“If they let him go play and trust him, to me, why would they not be the favorites in the East? Since he was a freshman, it seems as each year goes past, to me, it seems like he plays with handcuffs on, and I don’t know what that’s done for his confidence throwing the ball. I’ve seen him; I know he can throw the football.”

Dobbs laughs at talk of his inconsistency in throwing downfield. He'd like to be more vertical, but he wants to be smart.

“I’m looking to throw the ball,” Dobbs said. “My mindset is that I’m going to find the best place to go with the football, and if it’s not there, I’m able to make a play with my legs or extend the play and find someone downfield.”

There's still more for the senior to prove, but DeBord isn't worried about low passing numbers. He points to a Tennessee rushing attack that averaged 223.7 yards and accounted for 32 touchdowns as a reason Dobbs threw just 118 second-half passes. It was also a rushing game that registered 810 yards and eight touchdowns when the Vols led by at least seven. DeBord also sees that Dobbs completed 55.4 percent of his passes for 778 yards and six touchdowns on third down.

“Tell them to watch the Georgia [tape] and they’ll see him throwing the ball at the end of the game to come back and win it,” DeBord said. “He was player of the week; what’s that say?
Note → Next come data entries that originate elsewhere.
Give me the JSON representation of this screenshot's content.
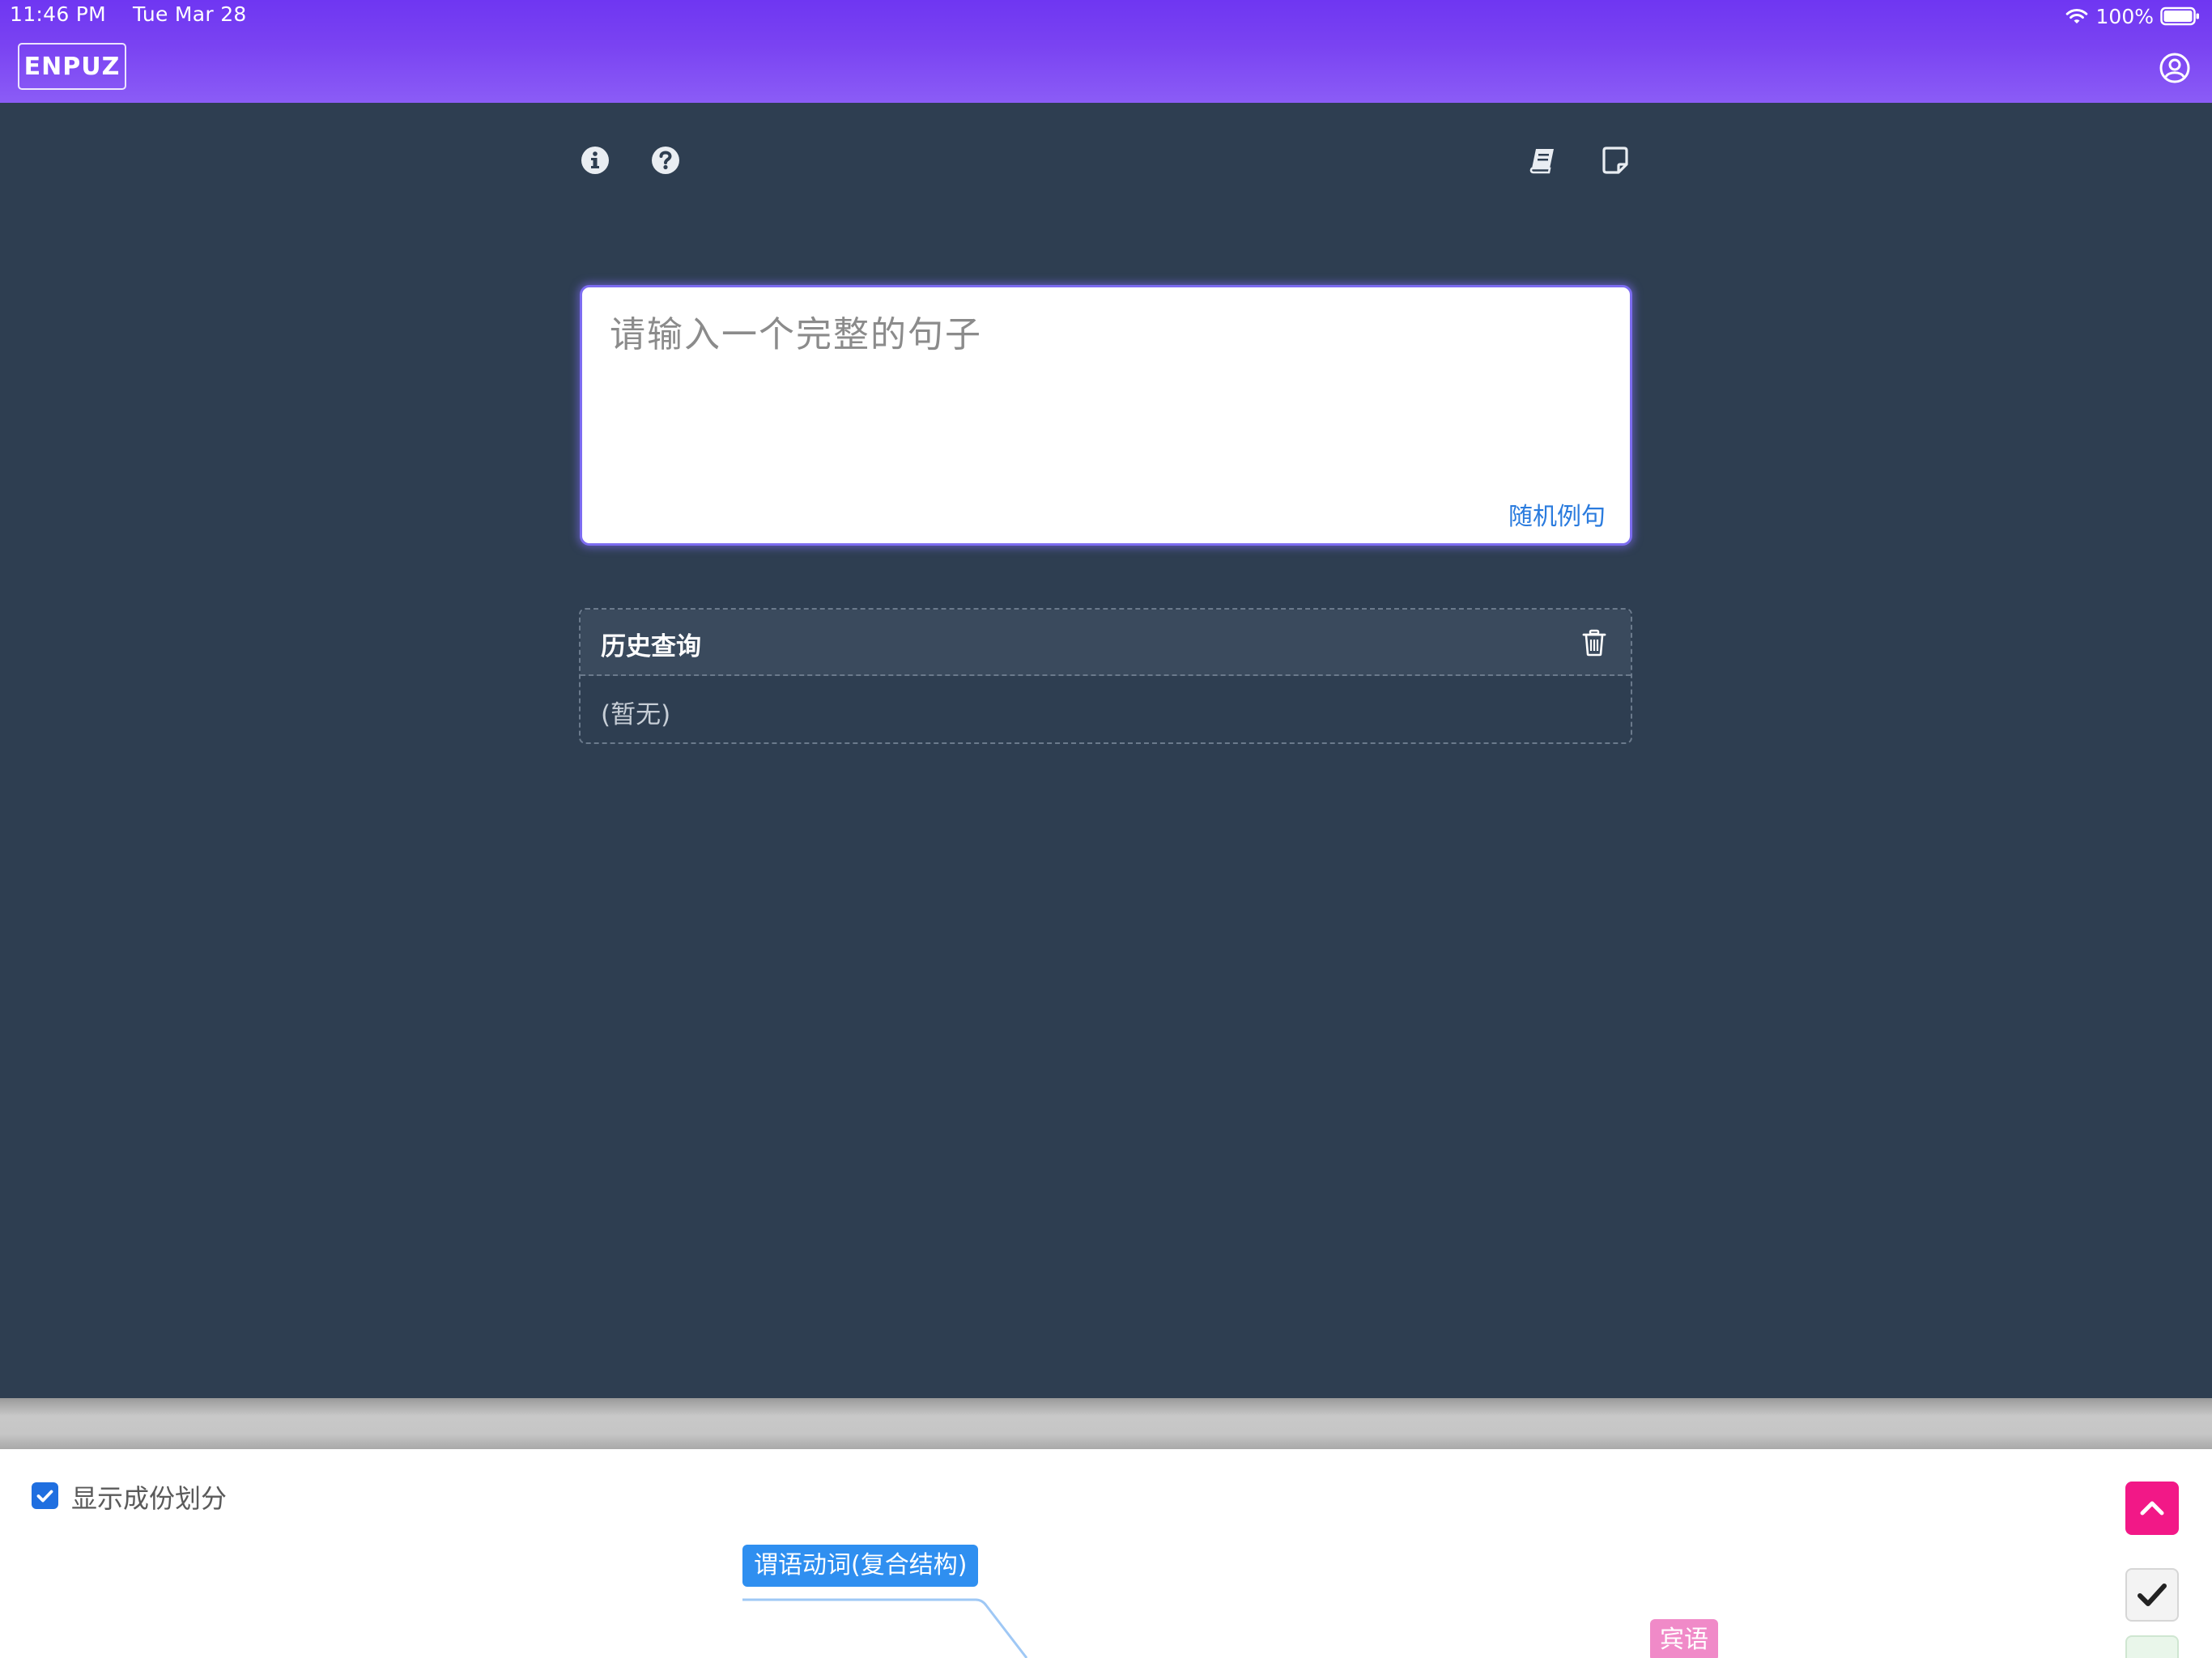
{
  "status_bar": {
    "time": "11:46 PM",
    "date": "Tue Mar 28",
    "battery": "100%"
  },
  "header": {
    "brand": "ENPUZ",
    "color_start": "#6f36f2",
    "color_end": "#8b5cf6"
  },
  "toolbar": {
    "icons": [
      "info-icon",
      "help-icon",
      "book-icon",
      "note-icon"
    ]
  },
  "input": {
    "placeholder": "请输入一个完整的句子",
    "random_link": "随机例句"
  },
  "history": {
    "title": "历史查询",
    "empty_text": "(暂无)"
  },
  "bottom": {
    "checkbox_label": "显示成份划分",
    "checkbox_checked": true,
    "nodes": {
      "verb": "谓语动词(复合结构)",
      "object": "宾语"
    }
  },
  "colors": {
    "page_bg": "#2e3e51",
    "accent_blue": "#2f8ff0",
    "object_pink": "#f08ac8",
    "scroll_button": "#f21887",
    "link_blue": "#2a7bde"
  }
}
He does what the game dictates, I think.”

While Dobbs doesn’t let criticism bother him, he’s aware that he has some imperfections. He’s worked on his footwork and is looking to improve the command of his throws and his huddle. He’s making his body more of a priority with daily cold-tank sessions, massages and extensive post-practice stretching.

It's important to Dobbs that he be the ultimate player and leader.

“I hold myself to the highest standard in my execution, my play on Saturdays, and it’s about holding everyone to that standard,” Dobbs said. “It’s my job as the CEO is [to] set the example and then hold everyone else to it.

“At the end of the day, it comes back to: Are you winning games?”